Consequently, data integrity requires less trust. Our primary focus today are decentralization and system integrity, and then we will optimize for performance in the future. In my opinion, this is the right approach right now. Since if people only focus on performance, there are much better systems for performance than blockchains, they can go build at centralized technologies.

Although we have been focusing mostly on security and system integrity, we have already been able to do optimizations off of other public networks in our current stage. We have already done better performance level public networks, so we are not worried about how to get to a million transactions per second right now.

Bianca: Why is decentralization so important?

Matthew: This is a step by step process towards what we call the decentralized Internet. The decentralized internet is a more accessible and more equitable network where people can participate regardless of their country and currency and where we have less barriers to entry. The evolution of the Internet over the past 20 years has made the network a very centralized system. System that relies on Baidu, Google, Facebook, Amazon and a few companies, may be the 10 companies around the world that own the majority of the infrastructure of the Internet.

Over the course of the last several decades, we have all made tradeoffs. We get tradeoffs of data privacy, of ownership, of all kinds of things. Now people start to ask questions like why they did not realize that they were giving all kinds of data for free just to use the service, so we think that there is a chance to rethink the architecture. The decentralized internet is a way to recreate economics, such that the network and the infrastructure is owned by the world instead of technology companies.

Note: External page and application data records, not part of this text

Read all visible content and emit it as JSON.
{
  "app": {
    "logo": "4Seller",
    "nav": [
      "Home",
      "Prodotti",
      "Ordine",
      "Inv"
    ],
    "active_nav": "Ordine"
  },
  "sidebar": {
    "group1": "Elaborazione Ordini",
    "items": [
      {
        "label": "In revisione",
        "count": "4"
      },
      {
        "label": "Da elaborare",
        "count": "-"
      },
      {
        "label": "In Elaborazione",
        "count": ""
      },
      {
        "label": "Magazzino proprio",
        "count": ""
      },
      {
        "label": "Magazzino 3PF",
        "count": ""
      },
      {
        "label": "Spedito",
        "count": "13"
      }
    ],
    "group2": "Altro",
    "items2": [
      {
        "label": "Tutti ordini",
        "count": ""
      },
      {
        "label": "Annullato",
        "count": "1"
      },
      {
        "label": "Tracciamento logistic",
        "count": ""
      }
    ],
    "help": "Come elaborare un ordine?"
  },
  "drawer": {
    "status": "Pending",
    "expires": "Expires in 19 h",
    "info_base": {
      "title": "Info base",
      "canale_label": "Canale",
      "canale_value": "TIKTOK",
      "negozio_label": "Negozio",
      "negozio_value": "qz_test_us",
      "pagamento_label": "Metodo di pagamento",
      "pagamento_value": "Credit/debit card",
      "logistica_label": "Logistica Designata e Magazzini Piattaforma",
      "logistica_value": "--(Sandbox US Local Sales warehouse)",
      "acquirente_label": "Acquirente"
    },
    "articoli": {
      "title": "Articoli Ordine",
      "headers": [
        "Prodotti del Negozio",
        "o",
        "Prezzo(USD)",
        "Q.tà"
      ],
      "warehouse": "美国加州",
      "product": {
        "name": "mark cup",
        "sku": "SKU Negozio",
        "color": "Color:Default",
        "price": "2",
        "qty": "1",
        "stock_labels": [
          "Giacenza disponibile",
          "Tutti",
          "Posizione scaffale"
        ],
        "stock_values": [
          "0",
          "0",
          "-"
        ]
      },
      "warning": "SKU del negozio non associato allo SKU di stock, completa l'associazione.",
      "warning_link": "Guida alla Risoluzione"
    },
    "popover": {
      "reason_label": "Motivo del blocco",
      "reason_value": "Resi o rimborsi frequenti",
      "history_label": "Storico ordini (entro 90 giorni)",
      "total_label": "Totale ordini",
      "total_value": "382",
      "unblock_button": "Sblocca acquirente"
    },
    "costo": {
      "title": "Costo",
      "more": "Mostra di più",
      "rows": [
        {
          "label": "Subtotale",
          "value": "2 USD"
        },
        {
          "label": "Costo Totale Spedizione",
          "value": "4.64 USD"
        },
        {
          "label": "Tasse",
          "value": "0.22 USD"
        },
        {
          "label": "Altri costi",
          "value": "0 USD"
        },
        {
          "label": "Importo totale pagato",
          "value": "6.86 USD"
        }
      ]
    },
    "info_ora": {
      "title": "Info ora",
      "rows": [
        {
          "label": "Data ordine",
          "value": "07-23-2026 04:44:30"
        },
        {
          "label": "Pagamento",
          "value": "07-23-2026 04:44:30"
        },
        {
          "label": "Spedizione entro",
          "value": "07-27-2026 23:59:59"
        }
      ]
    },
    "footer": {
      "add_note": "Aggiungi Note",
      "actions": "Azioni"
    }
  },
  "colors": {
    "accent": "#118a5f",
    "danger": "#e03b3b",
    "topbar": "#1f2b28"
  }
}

We believe that if we can re-architect fundamentally from the ground up, it will be more equitable and more accessible system for all of the people around the world including those who never got into the financial system and who never got into the Internet.